[Opening RECORDS SHOWN section]

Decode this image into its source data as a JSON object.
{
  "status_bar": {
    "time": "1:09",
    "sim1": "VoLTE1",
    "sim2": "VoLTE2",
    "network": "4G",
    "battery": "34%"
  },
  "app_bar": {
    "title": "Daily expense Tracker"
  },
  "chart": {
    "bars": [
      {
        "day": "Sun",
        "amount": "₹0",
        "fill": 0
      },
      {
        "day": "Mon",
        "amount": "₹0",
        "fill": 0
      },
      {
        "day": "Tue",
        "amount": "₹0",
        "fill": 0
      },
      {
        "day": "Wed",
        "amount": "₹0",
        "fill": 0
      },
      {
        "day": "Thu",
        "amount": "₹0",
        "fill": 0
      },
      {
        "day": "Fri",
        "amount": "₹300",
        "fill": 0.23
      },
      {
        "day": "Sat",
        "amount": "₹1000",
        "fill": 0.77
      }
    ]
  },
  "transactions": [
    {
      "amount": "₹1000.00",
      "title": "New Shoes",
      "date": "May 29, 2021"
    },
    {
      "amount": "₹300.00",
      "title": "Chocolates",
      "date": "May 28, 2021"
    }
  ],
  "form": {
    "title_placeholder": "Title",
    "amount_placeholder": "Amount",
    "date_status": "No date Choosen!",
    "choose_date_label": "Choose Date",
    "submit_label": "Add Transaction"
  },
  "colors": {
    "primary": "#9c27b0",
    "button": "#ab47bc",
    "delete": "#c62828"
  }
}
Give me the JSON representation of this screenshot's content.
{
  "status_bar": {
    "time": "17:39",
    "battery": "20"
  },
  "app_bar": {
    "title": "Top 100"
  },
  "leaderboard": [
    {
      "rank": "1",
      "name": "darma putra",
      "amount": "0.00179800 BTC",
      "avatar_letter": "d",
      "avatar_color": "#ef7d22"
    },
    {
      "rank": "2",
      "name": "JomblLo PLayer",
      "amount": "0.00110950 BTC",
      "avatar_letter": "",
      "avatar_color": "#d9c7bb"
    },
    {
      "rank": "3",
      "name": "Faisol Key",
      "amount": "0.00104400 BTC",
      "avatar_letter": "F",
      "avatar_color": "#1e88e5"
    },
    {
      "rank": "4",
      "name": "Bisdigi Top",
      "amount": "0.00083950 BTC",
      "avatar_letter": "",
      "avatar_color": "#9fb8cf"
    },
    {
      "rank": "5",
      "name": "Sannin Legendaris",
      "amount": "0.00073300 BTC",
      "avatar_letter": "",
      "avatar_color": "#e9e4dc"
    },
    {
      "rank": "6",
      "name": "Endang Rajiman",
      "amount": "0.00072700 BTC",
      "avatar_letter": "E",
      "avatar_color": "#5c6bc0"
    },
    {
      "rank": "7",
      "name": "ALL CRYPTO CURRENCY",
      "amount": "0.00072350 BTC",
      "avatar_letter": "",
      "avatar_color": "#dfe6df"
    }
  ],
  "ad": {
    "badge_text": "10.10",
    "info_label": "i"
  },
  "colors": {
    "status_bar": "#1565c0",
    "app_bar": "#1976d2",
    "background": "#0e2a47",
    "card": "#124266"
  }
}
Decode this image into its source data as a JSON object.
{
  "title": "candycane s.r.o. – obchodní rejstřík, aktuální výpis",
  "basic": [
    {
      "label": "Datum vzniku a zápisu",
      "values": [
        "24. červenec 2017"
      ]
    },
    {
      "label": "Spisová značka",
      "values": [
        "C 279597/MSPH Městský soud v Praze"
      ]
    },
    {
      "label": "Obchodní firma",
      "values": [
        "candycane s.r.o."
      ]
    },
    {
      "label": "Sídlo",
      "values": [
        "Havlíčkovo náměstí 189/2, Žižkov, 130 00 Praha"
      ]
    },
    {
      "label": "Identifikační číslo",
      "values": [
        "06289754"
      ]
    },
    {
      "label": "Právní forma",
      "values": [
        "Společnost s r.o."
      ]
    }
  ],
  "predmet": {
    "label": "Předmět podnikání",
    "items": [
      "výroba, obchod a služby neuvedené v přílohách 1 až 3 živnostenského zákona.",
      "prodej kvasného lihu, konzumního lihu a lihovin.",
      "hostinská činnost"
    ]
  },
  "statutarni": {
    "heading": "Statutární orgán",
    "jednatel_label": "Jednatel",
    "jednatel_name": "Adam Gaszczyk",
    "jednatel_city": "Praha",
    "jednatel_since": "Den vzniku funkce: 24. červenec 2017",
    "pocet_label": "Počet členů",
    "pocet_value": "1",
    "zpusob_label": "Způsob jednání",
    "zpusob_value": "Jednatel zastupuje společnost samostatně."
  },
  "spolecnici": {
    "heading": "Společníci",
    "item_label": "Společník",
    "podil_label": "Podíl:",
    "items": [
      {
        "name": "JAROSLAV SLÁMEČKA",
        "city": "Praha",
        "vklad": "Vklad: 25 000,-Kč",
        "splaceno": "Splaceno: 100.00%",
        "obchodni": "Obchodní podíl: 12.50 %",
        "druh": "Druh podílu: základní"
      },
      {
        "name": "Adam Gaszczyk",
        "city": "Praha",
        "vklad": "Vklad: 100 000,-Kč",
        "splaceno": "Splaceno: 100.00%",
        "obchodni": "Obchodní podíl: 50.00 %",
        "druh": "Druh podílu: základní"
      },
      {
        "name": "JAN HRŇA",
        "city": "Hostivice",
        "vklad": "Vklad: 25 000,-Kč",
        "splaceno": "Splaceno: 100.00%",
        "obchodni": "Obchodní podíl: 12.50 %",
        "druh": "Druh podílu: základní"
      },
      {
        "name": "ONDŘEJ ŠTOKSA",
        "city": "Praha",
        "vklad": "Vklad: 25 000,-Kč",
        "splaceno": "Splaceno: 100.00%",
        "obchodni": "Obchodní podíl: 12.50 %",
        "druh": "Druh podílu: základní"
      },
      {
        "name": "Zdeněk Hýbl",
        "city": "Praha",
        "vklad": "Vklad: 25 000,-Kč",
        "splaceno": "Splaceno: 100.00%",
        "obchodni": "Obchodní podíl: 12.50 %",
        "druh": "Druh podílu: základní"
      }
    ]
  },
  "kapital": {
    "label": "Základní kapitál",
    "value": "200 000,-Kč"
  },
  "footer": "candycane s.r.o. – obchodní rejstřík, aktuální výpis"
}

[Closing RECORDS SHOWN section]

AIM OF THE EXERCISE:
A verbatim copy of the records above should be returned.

REPLY:
Decode this image into its source data as a JSON object.
{
  "status_bar": {
    "time": "1:09",
    "sim1": "VoLTE1",
    "sim2": "VoLTE2",
    "network": "4G",
    "battery": "34%"
  },
  "app_bar": {
    "title": "Daily expense Tracker"
  },
  "chart": {
    "bars": [
      {
        "day": "Sun",
        "amount": "₹0",
        "fill": 0
      },
      {
        "day": "Mon",
        "amount": "₹0",
        "fill": 0
      },
      {
        "day": "Tue",
        "amount": "₹0",
        "fill": 0
      },
      {
        "day": "Wed",
        "amount": "₹0",
        "fill": 0
      },
      {
        "day": "Thu",
        "amount": "₹0",
        "fill": 0
      },
      {
        "day": "Fri",
        "amount": "₹300",
        "fill": 0.23
      },
      {
        "day": "Sat",
        "amount": "₹1000",
        "fill": 0.77
      }
    ]
  },
  "transactions": [
    {
      "amount": "₹1000.00",
      "title": "New Shoes",
      "date": "May 29, 2021"
    },
    {
      "amount": "₹300.00",
      "title": "Chocolates",
      "date": "May 28, 2021"
    }
  ],
  "form": {
    "title_placeholder": "Title",
    "amount_placeholder": "Amount",
    "date_status": "No date Choosen!",
    "choose_date_label": "Choose Date",
    "submit_label": "Add Transaction"
  },
  "colors": {
    "primary": "#9c27b0",
    "button": "#ab47bc",
    "delete": "#c62828"
  }
}
Give me the JSON representation of this screenshot's content.
{
  "status_bar": {
    "time": "17:39",
    "battery": "20"
  },
  "app_bar": {
    "title": "Top 100"
  },
  "leaderboard": [
    {
      "rank": "1",
      "name": "darma putra",
      "amount": "0.00179800 BTC",
      "avatar_letter": "d",
      "avatar_color": "#ef7d22"
    },
    {
      "rank": "2",
      "name": "JomblLo PLayer",
      "amount": "0.00110950 BTC",
      "avatar_letter": "",
      "avatar_color": "#d9c7bb"
    },
    {
      "rank": "3",
      "name": "Faisol Key",
      "amount": "0.00104400 BTC",
      "avatar_letter": "F",
      "avatar_color": "#1e88e5"
    },
    {
      "rank": "4",
      "name": "Bisdigi Top",
      "amount": "0.00083950 BTC",
      "avatar_letter": "",
      "avatar_color": "#9fb8cf"
    },
    {
      "rank": "5",
      "name": "Sannin Legendaris",
      "amount": "0.00073300 BTC",
      "avatar_letter": "",
      "avatar_color": "#e9e4dc"
    },
    {
      "rank": "6",
      "name": "Endang Rajiman",
      "amount": "0.00072700 BTC",
      "avatar_letter": "E",
      "avatar_color": "#5c6bc0"
    },
    {
      "rank": "7",
      "name": "ALL CRYPTO CURRENCY",
      "amount": "0.00072350 BTC",
      "avatar_letter": "",
      "avatar_color": "#dfe6df"
    }
  ],
  "ad": {
    "badge_text": "10.10",
    "info_label": "i"
  },
  "colors": {
    "status_bar": "#1565c0",
    "app_bar": "#1976d2",
    "background": "#0e2a47",
    "card": "#124266"
  }
}
Decode this image into its source data as a JSON object.
{
  "title": "candycane s.r.o. – obchodní rejstřík, aktuální výpis",
  "basic": [
    {
      "label": "Datum vzniku a zápisu",
      "values": [
        "24. červenec 2017"
      ]
    },
    {
      "label": "Spisová značka",
      "values": [
        "C 279597/MSPH Městský soud v Praze"
      ]
    },
    {
      "label": "Obchodní firma",
      "values": [
        "candycane s.r.o."
      ]
    },
    {
      "label": "Sídlo",
      "values": [
        "Havlíčkovo náměstí 189/2, Žižkov, 130 00 Praha"
      ]
    },
    {
      "label": "Identifikační číslo",
      "values": [
        "06289754"
      ]
    },
    {
      "label": "Právní forma",
      "values": [
        "Společnost s r.o."
      ]
    }
  ],
  "predmet": {
    "label": "Předmět podnikání",
    "items": [
      "výroba, obchod a služby neuvedené v přílohách 1 až 3 živnostenského zákona.",
      "prodej kvasného lihu, konzumního lihu a lihovin.",
      "hostinská činnost"
    ]
  },
  "statutarni": {
    "heading": "Statutární orgán",
    "jednatel_label": "Jednatel",
    "jednatel_name": "Adam Gaszczyk",
    "jednatel_city": "Praha",
    "jednatel_since": "Den vzniku funkce: 24. červenec 2017",
    "pocet_label": "Počet členů",
    "pocet_value": "1",
    "zpusob_label": "Způsob jednání",
    "zpusob_value": "Jednatel zastupuje společnost samostatně."
  },
  "spolecnici": {
    "heading": "Společníci",
    "item_label": "Společník",
    "podil_label": "Podíl:",
    "items": [
      {
        "name": "JAROSLAV SLÁMEČKA",
        "city": "Praha",
        "vklad": "Vklad: 25 000,-Kč",
        "splaceno": "Splaceno: 100.00%",
        "obchodni": "Obchodní podíl: 12.50 %",
        "druh": "Druh podílu: základní"
      },
      {
        "name": "Adam Gaszczyk",
        "city": "Praha",
        "vklad": "Vklad: 100 000,-Kč",
        "splaceno": "Splaceno: 100.00%",
        "obchodni": "Obchodní podíl: 50.00 %",
        "druh": "Druh podílu: základní"
      },
      {
        "name": "JAN HRŇA",
        "city": "Hostivice",
        "vklad": "Vklad: 25 000,-Kč",
        "splaceno": "Splaceno: 100.00%",
        "obchodni": "Obchodní podíl: 12.50 %",
        "druh": "Druh podílu: základní"
      },
      {
        "name": "ONDŘEJ ŠTOKSA",
        "city": "Praha",
        "vklad": "Vklad: 25 000,-Kč",
        "splaceno": "Splaceno: 100.00%",
        "obchodni": "Obchodní podíl: 12.50 %",
        "druh": "Druh podílu: základní"
      },
      {
        "name": "Zdeněk Hýbl",
        "city": "Praha",
        "vklad": "Vklad: 25 000,-Kč",
        "splaceno": "Splaceno: 100.00%",
        "obchodni": "Obchodní podíl: 12.50 %",
        "druh": "Druh podílu: základní"
      }
    ]
  },
  "kapital": {
    "label": "Základní kapitál",
    "value": "200 000,-Kč"
  },
  "footer": "candycane s.r.o. – obchodní rejstřík, aktuální výpis"
}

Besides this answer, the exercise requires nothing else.